# TASK
All lines holding the word "title" should be located in the records and copied.

# RECORDS FOR THIS EXERCISE
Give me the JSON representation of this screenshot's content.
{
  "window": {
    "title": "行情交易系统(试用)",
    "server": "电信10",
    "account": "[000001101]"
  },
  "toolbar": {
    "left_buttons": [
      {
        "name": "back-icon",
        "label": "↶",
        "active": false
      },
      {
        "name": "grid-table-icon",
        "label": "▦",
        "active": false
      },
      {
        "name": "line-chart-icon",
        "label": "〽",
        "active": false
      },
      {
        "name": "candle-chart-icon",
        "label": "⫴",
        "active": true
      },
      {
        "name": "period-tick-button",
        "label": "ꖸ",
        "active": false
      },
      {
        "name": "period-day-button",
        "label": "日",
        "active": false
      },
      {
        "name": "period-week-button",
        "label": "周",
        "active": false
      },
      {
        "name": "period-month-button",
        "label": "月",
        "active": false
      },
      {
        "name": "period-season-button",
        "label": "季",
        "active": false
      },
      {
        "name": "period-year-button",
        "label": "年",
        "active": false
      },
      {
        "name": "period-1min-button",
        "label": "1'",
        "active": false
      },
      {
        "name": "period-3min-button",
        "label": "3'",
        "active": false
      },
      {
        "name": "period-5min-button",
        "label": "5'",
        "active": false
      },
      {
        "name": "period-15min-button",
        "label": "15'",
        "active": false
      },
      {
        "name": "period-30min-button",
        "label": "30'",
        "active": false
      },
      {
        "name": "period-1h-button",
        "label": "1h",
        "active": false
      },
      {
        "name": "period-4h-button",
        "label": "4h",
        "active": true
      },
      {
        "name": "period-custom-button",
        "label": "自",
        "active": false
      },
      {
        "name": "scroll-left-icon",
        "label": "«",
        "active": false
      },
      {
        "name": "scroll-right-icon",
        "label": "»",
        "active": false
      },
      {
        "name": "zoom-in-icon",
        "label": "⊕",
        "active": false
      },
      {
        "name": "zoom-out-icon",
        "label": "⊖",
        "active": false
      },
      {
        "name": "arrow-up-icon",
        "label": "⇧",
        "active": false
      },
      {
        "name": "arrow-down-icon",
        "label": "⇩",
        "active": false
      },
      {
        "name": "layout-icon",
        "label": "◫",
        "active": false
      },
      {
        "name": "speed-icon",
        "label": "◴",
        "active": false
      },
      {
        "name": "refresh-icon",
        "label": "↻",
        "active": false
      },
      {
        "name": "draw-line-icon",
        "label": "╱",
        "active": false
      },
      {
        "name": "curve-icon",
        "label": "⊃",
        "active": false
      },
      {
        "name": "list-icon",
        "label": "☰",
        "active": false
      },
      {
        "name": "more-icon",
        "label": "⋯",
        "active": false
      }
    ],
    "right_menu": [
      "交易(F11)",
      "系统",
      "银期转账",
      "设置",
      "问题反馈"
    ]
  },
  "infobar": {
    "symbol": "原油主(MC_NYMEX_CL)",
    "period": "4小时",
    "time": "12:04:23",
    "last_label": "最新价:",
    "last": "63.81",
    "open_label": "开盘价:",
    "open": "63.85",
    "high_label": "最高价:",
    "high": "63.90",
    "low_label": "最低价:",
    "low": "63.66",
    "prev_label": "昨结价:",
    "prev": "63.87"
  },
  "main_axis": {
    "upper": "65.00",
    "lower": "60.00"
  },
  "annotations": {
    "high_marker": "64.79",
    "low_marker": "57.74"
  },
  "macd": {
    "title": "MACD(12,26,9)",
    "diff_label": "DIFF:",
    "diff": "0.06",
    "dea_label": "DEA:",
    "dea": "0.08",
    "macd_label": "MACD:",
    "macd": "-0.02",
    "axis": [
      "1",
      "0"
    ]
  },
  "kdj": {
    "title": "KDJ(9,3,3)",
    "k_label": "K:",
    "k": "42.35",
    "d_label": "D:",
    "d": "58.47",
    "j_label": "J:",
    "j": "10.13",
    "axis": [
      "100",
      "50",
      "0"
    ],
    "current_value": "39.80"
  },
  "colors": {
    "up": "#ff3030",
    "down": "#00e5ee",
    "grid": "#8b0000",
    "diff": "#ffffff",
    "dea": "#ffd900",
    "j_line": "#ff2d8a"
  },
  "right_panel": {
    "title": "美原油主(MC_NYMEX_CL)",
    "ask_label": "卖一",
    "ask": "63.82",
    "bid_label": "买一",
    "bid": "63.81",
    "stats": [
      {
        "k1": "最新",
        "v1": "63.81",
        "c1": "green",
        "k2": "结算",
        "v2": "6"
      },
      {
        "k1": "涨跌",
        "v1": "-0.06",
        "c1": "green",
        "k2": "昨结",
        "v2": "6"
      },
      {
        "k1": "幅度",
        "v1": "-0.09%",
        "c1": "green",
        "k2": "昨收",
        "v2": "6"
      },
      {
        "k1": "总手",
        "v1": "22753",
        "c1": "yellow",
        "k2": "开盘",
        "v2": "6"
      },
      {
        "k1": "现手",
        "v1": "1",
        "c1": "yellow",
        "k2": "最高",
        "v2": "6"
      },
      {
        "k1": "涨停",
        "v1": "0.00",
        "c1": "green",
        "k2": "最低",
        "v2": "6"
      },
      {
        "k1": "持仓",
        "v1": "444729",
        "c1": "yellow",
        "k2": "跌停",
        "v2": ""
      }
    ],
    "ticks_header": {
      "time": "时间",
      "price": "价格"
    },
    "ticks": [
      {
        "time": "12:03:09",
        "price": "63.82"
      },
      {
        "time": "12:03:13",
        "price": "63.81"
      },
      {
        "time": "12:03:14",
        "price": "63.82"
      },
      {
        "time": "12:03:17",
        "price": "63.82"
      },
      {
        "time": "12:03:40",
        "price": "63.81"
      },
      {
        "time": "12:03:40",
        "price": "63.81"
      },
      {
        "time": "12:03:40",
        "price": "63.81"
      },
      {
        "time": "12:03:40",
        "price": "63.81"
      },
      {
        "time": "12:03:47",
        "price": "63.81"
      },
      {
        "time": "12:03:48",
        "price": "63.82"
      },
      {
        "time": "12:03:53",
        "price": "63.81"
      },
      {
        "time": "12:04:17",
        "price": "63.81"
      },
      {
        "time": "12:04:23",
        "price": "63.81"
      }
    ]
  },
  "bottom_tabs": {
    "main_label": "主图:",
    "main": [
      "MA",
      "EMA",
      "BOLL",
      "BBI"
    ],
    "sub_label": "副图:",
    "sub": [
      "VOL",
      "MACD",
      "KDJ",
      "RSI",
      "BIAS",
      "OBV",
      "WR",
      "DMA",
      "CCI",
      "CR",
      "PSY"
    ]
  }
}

# ANSWER FOR THE TASK
    "title": "行情交易系统(试用)",
    "title": "MACD(12,26,9)",
    "title": "KDJ(9,3,3)",
    "title": "美原油主(MC_NYMEX_CL)",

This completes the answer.